Leach is as much concerned about security’s response to threats as to the precise type of threat faced. “I think the biggest problem is that innovation from the attackers is accelerating, and we are not. We cannot continue to do what we are doing – we have a cycle of a 3- to 5-year plan and strategy. If we don’t shorten this, if we don’t go faster, we are in danger of becoming obsolete as individuals. That’s not the role of CISO, but the existing crop of CISOs.”
But there is another problem that stems from within, especially in the technology sector. “There’s an overwhelming number of security product vendors out there. Our constant chasing after the latest shiny object really detracts us from just getting the job done. It’s a difficult issue because we all quite rightly look for new emerging technologies, but there’s so many of them. I cannot operate a bunch of single-purpose solutions in my organization – I don’t have enough people, I don’t have enough budget, and I don’t have enough time. We need to start looking at the interconnectivity of devices, vendors, and what I really think of as a fabric. We need a better integrated security fabric.”
It’s a question of communication between devices. “Take the SIEM,” he said, “which was supposed to solve so many problems. You add a new process, or whatever, and suddenly, you’re re-baselining all over again. So, my SIEM, which was bought to be a problem solver, becomes a millstone around my neck.” The problem, he suggests, is that the vendors are not working together.

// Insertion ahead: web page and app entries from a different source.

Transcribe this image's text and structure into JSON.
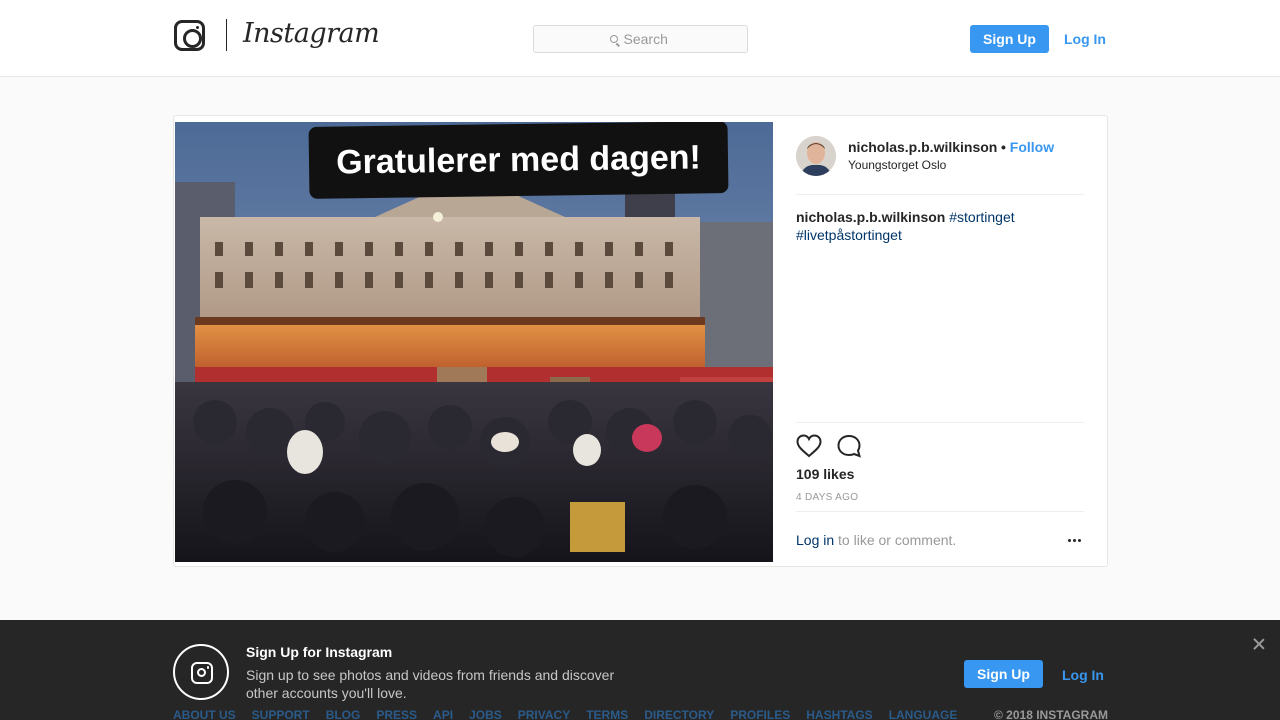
{
  "header": {
    "wordmark": "Instagram",
    "search_placeholder": "Search",
    "signup_label": "Sign Up",
    "login_label": "Log In"
  },
  "post": {
    "image_banner_text": "Gratulerer med dagen!",
    "username": "nicholas.p.b.wilkinson",
    "dot": "•",
    "follow_label": "Follow",
    "location": "Youngstorget Oslo",
    "caption_user": "nicholas.p.b.wilkinson",
    "hashtags": [
      "#stortinget",
      "#livetpåstortinget"
    ],
    "likes": "109 likes",
    "time_ago": "4 DAYS AGO",
    "login_link": "Log in",
    "login_suffix": " to like or comment."
  },
  "footer": {
    "title": "Sign Up for Instagram",
    "description": "Sign up to see photos and videos from friends and discover other accounts you'll love.",
    "signup_label": "Sign Up",
    "login_label": "Log In",
    "nav": [
      "ABOUT US",
      "SUPPORT",
      "BLOG",
      "PRESS",
      "API",
      "JOBS",
      "PRIVACY",
      "TERMS",
      "DIRECTORY",
      "PROFILES",
      "HASHTAGS",
      "LANGUAGE"
    ],
    "copyright": "© 2018 INSTAGRAM"
  },
  "colors": {
    "accent": "#3897f0",
    "hashtag": "#003569",
    "footer_bg": "#262626"
  }
}
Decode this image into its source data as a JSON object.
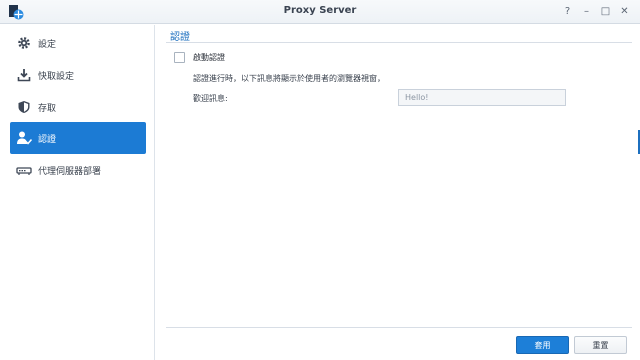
{
  "window": {
    "title": "Proxy Server",
    "controls": [
      "?",
      "–",
      "□",
      "✕"
    ]
  },
  "sidebar": {
    "items": [
      {
        "label": "設定",
        "icon": "gear-icon",
        "active": false
      },
      {
        "label": "快取設定",
        "icon": "download-icon",
        "active": false
      },
      {
        "label": "存取",
        "icon": "shield-icon",
        "active": false
      },
      {
        "label": "認證",
        "icon": "user-check-icon",
        "active": true
      },
      {
        "label": "代理伺服器部署",
        "icon": "router-icon",
        "active": false
      }
    ]
  },
  "main": {
    "section_title": "認證",
    "enable_auth_label": "啟動認證",
    "enable_auth_checked": false,
    "help_text": "認證進行時，以下訊息將顯示於使用者的瀏覽器視窗，",
    "welcome_label": "歡迎訊息:",
    "welcome_value": "Hello!"
  },
  "footer": {
    "apply_label": "套用",
    "reset_label": "重置"
  },
  "colors": {
    "accent": "#1c7bd4",
    "title_text": "#3b4452"
  }
}
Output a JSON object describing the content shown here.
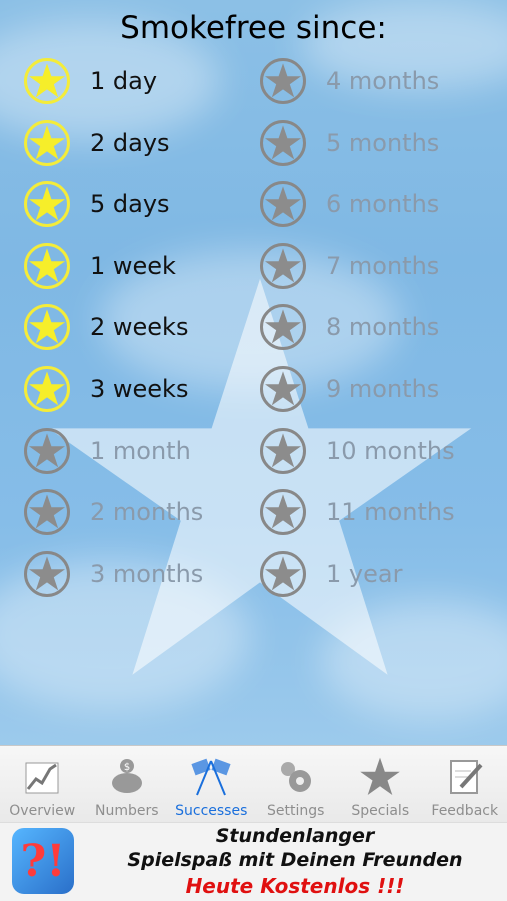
{
  "title": "Smokefree since:",
  "achievements_left": [
    {
      "label": "1 day",
      "achieved": true
    },
    {
      "label": "2 days",
      "achieved": true
    },
    {
      "label": "5 days",
      "achieved": true
    },
    {
      "label": "1 week",
      "achieved": true
    },
    {
      "label": "2 weeks",
      "achieved": true
    },
    {
      "label": "3 weeks",
      "achieved": true
    },
    {
      "label": "1 month",
      "achieved": false
    },
    {
      "label": "2 months",
      "achieved": false
    },
    {
      "label": "3 months",
      "achieved": false
    }
  ],
  "achievements_right": [
    {
      "label": "4 months",
      "achieved": false
    },
    {
      "label": "5 months",
      "achieved": false
    },
    {
      "label": "6 months",
      "achieved": false
    },
    {
      "label": "7 months",
      "achieved": false
    },
    {
      "label": "8 months",
      "achieved": false
    },
    {
      "label": "9 months",
      "achieved": false
    },
    {
      "label": "10 months",
      "achieved": false
    },
    {
      "label": "11 months",
      "achieved": false
    },
    {
      "label": "1 year",
      "achieved": false
    }
  ],
  "colors": {
    "achieved_star": "#f6ee2a",
    "pending_star": "#8c8c8c",
    "active_tab": "#1a6fdc",
    "inactive_tab": "#8e8e8e"
  },
  "tabs": [
    {
      "label": "Overview",
      "icon": "chart-icon",
      "active": false
    },
    {
      "label": "Numbers",
      "icon": "piggy-bank-icon",
      "active": false
    },
    {
      "label": "Successes",
      "icon": "checkered-flags-icon",
      "active": true
    },
    {
      "label": "Settings",
      "icon": "gears-icon",
      "active": false
    },
    {
      "label": "Specials",
      "icon": "star-icon",
      "active": false
    },
    {
      "label": "Feedback",
      "icon": "notepad-pencil-icon",
      "active": false
    }
  ],
  "ad": {
    "logo_text": "?!",
    "line1": "Stundenlanger",
    "line2": "Spielspaß mit Deinen Freunden",
    "line3": "Heute Kostenlos !!!"
  }
}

His third concern is that security needs to become more resilient. By this he means more than just recovery – for Leach, resiliency involves the anticipation of problems so that they can be avoided or better recovered from. “Resiliency is more than just recovery,” he said. “When we talk about resiliency, people often think it’s just recovery from backups. But no. We need to anticipate failures. The attacks are becoming better, stronger and more specific. We need to be in a position to anticipate and prepare for what the next attacks are going to be like.”
Between them, Intel’s Brent Conran and Cisco’s Chris Leach have painted a picture of the major threats to expect over the next few years, and best practices on how to handle them.